Even fancy brands are all about going green. Making denim, it turns out, isn't great for the environment. Levi Strauss spilled the beans on making their famous 501 jeans – it takes a whopping 3,000 liters of water and pumps out 20 kg of carbon dioxide and other gases before it even hits the store. Growing the cotton needed for jeans uses lots of pesticides and fertilizers, which aren't good for people or the planet. And forget natural indigo dye – now it's all synthetic, with nasty stuff like formaldehyde and cyanide.
In some poorer countries where they make jeans, they let the leftover dye go into rivers and seas. And making cool-looking jeans involves more chemicals like sandblasting, stonewashing, and acid-washing. It's a real mess for the environment. Indeed, the denim world needs to rethink things to keep up with the push for a more eco-friendly future.
Slowdown in global market growth
As per the ‘Global Strategic Business Report on Denim Jeans’ published by GlobeNewswire, global denim jeans market, valued at approximately $70.1 million last year, is projected to touch about $114.6 million by 2030. This represents a 6.3 per cent compound annual growth rate (CAGR) during the 2022-2030 forecast period. However, the growth is facing obstacles due to sustainability concerns, disruptions in global supply and distribution chains, and consumers tightening their purse strings.

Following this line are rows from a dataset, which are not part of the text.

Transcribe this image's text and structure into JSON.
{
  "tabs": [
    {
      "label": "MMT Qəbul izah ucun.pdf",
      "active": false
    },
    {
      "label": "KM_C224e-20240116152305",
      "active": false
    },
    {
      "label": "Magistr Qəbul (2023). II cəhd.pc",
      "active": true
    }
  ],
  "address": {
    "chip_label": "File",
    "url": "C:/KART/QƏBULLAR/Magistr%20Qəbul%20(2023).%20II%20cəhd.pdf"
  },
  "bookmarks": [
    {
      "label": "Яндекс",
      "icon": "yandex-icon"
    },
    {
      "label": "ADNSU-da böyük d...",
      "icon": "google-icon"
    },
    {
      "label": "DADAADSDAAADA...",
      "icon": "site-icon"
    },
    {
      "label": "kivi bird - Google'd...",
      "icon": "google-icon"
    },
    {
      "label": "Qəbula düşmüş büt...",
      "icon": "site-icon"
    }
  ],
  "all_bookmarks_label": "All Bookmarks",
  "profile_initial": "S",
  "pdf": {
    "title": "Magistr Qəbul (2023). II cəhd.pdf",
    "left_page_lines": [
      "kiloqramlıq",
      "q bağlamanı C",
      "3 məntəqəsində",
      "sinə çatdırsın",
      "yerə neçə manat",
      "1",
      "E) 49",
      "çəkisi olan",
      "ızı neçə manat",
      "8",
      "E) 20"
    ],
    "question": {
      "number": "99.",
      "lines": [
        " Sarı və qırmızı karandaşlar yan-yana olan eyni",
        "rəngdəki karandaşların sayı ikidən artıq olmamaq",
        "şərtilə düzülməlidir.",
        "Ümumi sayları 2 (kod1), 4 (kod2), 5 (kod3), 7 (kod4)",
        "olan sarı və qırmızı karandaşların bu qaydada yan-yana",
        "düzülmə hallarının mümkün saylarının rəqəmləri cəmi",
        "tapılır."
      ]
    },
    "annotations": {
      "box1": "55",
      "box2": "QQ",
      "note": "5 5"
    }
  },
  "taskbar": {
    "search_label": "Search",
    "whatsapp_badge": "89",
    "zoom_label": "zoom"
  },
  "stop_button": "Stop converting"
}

In 2022, the denim jeans market in the US was estimated at $20 million, a front-runner in this sector. China, bouncing back strongly in post-Covid as the world's second-largest economy, is expected to reach a market size of $25.9 million by 2030, at an impressive 8.9 per cent CAGR over the forecast period. Other countries contributing significantly to denim market sales include Japan, growing at 3.4 per cent, and Canada, at 5.1 per cent. Within Europe, Germany is anticipated to grow at 3.9 per cent CAGR. Despite these positive projections, challenges such as sustainability issues and supply chain disruptions are influencing the trajectory of the global denim market.
Trade shows boost sustainably awareness
However, even in this scenario, denim trade shows are still happening worldwide, although many in the industry are unsure about the future of this market. The Denim Premiere Vision Trade Show, a major event in Milan held in November, drew approximately 2,322 attendees – a 15 per cent increase from 2022. And despite the turnout, some exhibitors reported a dip in sales, with an overall decrease of around 20 per cent in 2023.
The current fashion scene showcased a comeback of vintage and worn-in styles, featuring loose-cut full cotton designs rather than the previously popular skinny jeans. Stretch denim seems to be taking a backseat.
A standout player in sustainability, Milan-based Pure Denim, a leading luxury denim fabric developer known for innovation, shone the spotlight on its exclusive Smart Indigo dye technology. This process involves an electrochemical application followed by a protective coating derived from orange peel and a finishing touch via the EcoSonic ultrasound system and other cutting-edge natural methods.
Indeed, these high-profile trade shows serve as crucial platforms for denim suppliers to connect with premium and luxury brands globally, signaling a renewed interest in this segment. With growing emphasis on eco-friendly manufacturing practices that reduce pollution, water, and energy use, many global denim brands are paving the way for a more sustainable future in the denim industry, promising long-term profitability.